PropNex Picks

June 01, 2022

Are you ready to upgrade to a private home?

The move from an HDB flat to a private home is a well-trodden path, one that saw many Singapore families turn their dream of owning and living in a condominium into reality. Today, many households continue to aspire to live in a private condo development that offers exclusive facilities and different lifestyles.

With the strong growth in HDB resale flat prices in the past year, many flat owners have decided to make that switch. HDB resale values started to recover in the second half of 2019 after booking six consecutive years of decline. In 2021, HDB resale prices surged by 12.7%, following a 5% increase in 2020. This has provided the impetus for many HDB upgraders to act, selling their flat and recycling the proceeds to buying a private home – either in the resale market or in a new launch project, particularly in the mass market.

Consider these first!
For HDB flat owners who have met the 5-year minimum occupation period (MOP) and are seriously thinking about moving to a private condo, there are several key considerations to mull over.
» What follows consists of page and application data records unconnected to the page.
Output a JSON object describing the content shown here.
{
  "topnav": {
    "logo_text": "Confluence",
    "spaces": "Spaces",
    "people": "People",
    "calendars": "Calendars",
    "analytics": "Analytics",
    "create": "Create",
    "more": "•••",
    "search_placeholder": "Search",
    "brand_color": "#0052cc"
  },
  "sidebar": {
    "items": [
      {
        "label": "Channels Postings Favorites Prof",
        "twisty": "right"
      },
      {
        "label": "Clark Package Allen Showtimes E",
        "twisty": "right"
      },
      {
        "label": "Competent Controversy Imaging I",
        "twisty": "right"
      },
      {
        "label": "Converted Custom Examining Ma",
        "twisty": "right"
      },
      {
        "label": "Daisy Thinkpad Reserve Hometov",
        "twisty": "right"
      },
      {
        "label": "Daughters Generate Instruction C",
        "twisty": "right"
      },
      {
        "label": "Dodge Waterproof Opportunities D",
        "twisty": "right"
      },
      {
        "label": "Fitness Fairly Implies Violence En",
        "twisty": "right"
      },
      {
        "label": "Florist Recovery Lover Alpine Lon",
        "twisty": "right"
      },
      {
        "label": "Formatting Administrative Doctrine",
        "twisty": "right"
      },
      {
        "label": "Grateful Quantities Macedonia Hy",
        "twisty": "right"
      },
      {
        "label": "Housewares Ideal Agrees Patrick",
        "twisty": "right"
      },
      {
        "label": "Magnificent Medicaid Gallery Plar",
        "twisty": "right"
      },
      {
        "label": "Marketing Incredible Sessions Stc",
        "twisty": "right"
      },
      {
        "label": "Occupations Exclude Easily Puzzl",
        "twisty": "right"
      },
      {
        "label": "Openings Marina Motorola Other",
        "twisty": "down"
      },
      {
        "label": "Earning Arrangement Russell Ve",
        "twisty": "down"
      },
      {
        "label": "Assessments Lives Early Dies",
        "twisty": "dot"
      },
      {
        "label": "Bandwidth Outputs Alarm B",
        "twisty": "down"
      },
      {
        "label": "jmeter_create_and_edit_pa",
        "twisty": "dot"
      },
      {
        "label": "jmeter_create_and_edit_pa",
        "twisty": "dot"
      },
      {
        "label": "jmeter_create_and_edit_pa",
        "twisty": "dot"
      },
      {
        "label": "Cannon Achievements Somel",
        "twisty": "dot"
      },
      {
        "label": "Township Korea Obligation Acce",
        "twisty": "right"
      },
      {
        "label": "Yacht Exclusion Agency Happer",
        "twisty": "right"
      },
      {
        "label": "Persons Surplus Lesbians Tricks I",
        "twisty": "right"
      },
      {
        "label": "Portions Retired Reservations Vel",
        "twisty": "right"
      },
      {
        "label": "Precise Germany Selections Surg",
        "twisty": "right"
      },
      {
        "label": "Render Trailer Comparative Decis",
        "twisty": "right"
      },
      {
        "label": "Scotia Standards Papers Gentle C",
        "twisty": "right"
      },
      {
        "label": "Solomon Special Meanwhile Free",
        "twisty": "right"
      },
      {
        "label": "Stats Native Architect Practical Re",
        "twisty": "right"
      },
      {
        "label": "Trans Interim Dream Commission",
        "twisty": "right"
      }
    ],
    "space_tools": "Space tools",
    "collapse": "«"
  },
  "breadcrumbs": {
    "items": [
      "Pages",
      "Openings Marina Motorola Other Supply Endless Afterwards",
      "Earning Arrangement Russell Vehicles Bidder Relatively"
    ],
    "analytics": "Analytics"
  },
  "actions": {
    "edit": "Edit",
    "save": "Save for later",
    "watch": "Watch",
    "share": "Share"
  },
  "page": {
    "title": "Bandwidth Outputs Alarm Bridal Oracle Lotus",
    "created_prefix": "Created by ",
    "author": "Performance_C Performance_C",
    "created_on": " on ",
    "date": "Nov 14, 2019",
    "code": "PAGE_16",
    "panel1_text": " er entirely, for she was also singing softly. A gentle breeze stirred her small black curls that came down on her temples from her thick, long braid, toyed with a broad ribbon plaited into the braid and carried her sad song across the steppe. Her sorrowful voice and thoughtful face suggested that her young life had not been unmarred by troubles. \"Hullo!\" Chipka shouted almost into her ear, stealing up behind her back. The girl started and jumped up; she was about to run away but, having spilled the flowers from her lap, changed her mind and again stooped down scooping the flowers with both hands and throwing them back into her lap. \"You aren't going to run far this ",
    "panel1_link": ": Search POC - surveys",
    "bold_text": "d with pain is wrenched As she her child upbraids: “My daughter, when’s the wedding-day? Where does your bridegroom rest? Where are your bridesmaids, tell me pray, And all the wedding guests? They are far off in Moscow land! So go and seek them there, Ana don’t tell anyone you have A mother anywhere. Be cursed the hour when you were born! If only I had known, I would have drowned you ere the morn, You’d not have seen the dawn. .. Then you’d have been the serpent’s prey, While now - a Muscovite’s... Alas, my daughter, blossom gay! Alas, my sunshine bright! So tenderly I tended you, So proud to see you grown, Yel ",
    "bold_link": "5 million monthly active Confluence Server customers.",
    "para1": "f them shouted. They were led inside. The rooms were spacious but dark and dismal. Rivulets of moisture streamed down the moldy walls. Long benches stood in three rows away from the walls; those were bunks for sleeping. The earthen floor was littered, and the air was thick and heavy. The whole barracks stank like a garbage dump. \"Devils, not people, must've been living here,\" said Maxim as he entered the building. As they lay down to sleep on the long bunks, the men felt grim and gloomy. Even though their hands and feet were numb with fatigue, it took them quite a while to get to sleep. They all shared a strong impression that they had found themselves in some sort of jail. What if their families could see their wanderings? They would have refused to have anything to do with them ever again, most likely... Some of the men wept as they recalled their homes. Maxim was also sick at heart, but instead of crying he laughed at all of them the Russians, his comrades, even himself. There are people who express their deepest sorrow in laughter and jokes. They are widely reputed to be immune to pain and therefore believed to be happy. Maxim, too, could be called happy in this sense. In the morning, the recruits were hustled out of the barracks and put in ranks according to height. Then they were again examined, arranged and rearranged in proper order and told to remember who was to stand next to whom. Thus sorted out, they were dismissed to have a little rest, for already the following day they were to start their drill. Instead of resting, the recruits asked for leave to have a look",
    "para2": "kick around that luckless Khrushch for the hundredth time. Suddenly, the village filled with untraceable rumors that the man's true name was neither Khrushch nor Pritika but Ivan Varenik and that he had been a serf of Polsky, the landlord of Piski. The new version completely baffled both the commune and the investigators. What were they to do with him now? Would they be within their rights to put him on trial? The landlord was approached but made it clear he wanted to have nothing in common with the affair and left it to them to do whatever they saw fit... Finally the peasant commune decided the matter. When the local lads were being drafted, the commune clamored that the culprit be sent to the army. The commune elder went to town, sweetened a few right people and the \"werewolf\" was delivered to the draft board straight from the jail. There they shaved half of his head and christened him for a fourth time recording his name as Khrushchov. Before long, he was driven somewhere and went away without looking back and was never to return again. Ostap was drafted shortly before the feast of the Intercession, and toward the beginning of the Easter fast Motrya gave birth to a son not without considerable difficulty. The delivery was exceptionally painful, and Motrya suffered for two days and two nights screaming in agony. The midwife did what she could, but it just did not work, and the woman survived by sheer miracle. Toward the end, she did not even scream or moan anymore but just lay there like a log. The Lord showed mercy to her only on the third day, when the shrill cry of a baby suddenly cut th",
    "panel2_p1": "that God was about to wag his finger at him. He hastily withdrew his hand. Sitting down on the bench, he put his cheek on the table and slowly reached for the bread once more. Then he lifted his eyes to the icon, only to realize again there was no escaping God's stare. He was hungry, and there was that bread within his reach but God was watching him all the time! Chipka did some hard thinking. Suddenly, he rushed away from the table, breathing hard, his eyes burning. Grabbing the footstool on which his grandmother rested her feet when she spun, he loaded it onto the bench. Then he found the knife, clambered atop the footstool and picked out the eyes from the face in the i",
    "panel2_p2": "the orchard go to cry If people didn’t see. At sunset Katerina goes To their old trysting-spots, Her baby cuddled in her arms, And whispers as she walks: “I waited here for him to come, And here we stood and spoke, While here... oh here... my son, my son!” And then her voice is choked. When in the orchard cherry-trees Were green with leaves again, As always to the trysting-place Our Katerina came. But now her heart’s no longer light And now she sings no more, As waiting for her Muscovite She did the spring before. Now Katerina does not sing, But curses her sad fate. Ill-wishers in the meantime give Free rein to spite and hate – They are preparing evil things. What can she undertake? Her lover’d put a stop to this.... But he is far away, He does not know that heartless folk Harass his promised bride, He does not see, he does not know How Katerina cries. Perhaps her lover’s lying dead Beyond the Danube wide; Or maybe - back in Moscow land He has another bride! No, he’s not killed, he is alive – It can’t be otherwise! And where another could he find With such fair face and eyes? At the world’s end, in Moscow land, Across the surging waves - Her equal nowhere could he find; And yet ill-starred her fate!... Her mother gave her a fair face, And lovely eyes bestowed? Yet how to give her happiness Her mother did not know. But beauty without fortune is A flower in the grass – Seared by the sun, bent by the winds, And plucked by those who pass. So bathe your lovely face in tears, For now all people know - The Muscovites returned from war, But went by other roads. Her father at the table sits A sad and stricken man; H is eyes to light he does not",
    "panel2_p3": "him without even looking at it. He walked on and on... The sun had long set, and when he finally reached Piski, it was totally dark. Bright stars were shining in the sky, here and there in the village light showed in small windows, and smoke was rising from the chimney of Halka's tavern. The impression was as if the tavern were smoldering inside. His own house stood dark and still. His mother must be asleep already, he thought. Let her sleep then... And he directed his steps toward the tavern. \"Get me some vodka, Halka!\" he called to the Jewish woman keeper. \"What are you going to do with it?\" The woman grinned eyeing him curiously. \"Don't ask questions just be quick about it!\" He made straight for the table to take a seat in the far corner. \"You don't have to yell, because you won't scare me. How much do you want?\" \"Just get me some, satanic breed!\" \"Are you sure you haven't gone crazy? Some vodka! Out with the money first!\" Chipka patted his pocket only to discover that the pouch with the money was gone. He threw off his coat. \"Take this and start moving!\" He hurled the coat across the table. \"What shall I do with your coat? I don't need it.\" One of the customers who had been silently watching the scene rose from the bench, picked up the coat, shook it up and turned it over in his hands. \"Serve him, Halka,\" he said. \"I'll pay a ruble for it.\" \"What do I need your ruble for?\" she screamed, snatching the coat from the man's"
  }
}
1. Motivation to switch to a private home
Have a clear idea of what is the objective of making the move from an HDB flat to a private home. Is it to enjoy the more privacy in a gated condo project and to have exclusive use of various condo facilities, from swimming pools, to yoga pavilion, to herb garden and club house? Perchance, a certain condo project is highly attractive, or perhaps it is to entertain the possibilities of potential capital gains in the future? Tracking the URA private property price index (PPI) and the HDB Resale Price Index (HRPI), it appears that the PPI has enjoyed a faster growth rate on a 5-year and 10-year basis as at Q1 2022, compared to the HRPI (see Chart 1).

Chart 1: URA Property Price Index vs HDB Resale Price Index

Source: PropNex Research, URA, HDB

2. Financial outlay and monthly repayment
Upgraders tend to look at mass market private homes in the Outside Central Region (OCR) or executive condominiums (ECs) – a type of public and private housing hybrid. In recent years, residential property prices have continued to climb and have reached a new peak.

Based on URA Realis caveat data, the average transacted prices for OCR new launches, OCR resale and new EC projects have surpassed that of 2021 at $1.74 million, $1.25 million and $1.37 million respectively (see Table 1).

At these prices, buyers will be looking at a monthly loan repayment of anything between $3,900 and $5,500 based on the assumption that the upgrader has sold the flat and does not have any other financial commitments. Table 2 illustrates the financial outlay should the buyer borrows at 75% LTV (loan to value), at a 2% interest rate and a 25-year loan tenure.

Preferably, would-be buyers should work with an experienced real estate salesperson or a financial consultant to review their finances before embarking on big-ticket purchase such as a new home.

Table 1: Average Transacted Prices ($) of Private OCR Non-landed New Sales, Resale Homes and New ECs

Source: PropNex Research, URA Realis

Table 2: Monthly loan repayments illustration based on Average Transacted Prices

*Assumption: Buyer has no other financial commitments, has sold the HDB flat, borrowing at 2% interest rate, with loan tenure of 25 years.

3. Maintenance/conservancy fees
Consider also the cost of living in a private condo as opposed to HDB flats in terms of the maintenance or service and conservancy charge payable each month. For HDB flats the reduced S&CC is typically about $64 for 4-room flats and about $80 for 5-room flats. On the other hand, maintenance fee at condos could easily run into a couple of hundred dollars and the amount varies depending on the size and share values of the unit. In addition, private condo owners may not enjoy certain incentives offered by the government, such as S&CC rebates for example.

4. Chance to purchase the property separately
By selling the flat (which was jointed bought) and buying a new property, the couple gets the chance to “decouple” – purchasing the new home under one person’s name. This will present an opportunity for the other person to buy a residential property further down the road without having to pay additional buyer’s stamp duty (ABSD) as it would be the individual’s first home purchase.

When is the right time to upgrade?
It is not possible to perfectly time the market but would-be upgraders could take some guidance from price movements in both the private and HDB resale segments. Ideally, owners would want to take advantage of a stronger HDB resale price growth, especially if private home prices are likely to plateau or see a much slower increase.

PropNex projects that HDB resale prices could climb by 6% to 8% in 2022 – at a faster clip than that of private residential properties. Since the implementation of new cooling measures in December 2021, private home prices are expected to rise at a slower pace of 3% to 5% this year, compared to the 10.6% jump in 2021.

While strong demand had driven prices up in 2021, inflationary pressures could be a factor to watch this year as rising construction cost and manpower cost may push up prices. In addition, with interest rates expected to inch up through 2022, some buyers may want to make their purchase sooner rather than later to lock-in more favourable mortgage rates.

Sign up for our PropNex property shows or read our Research Reports to upsize your knowledge of the housing market.

More PropNex Picks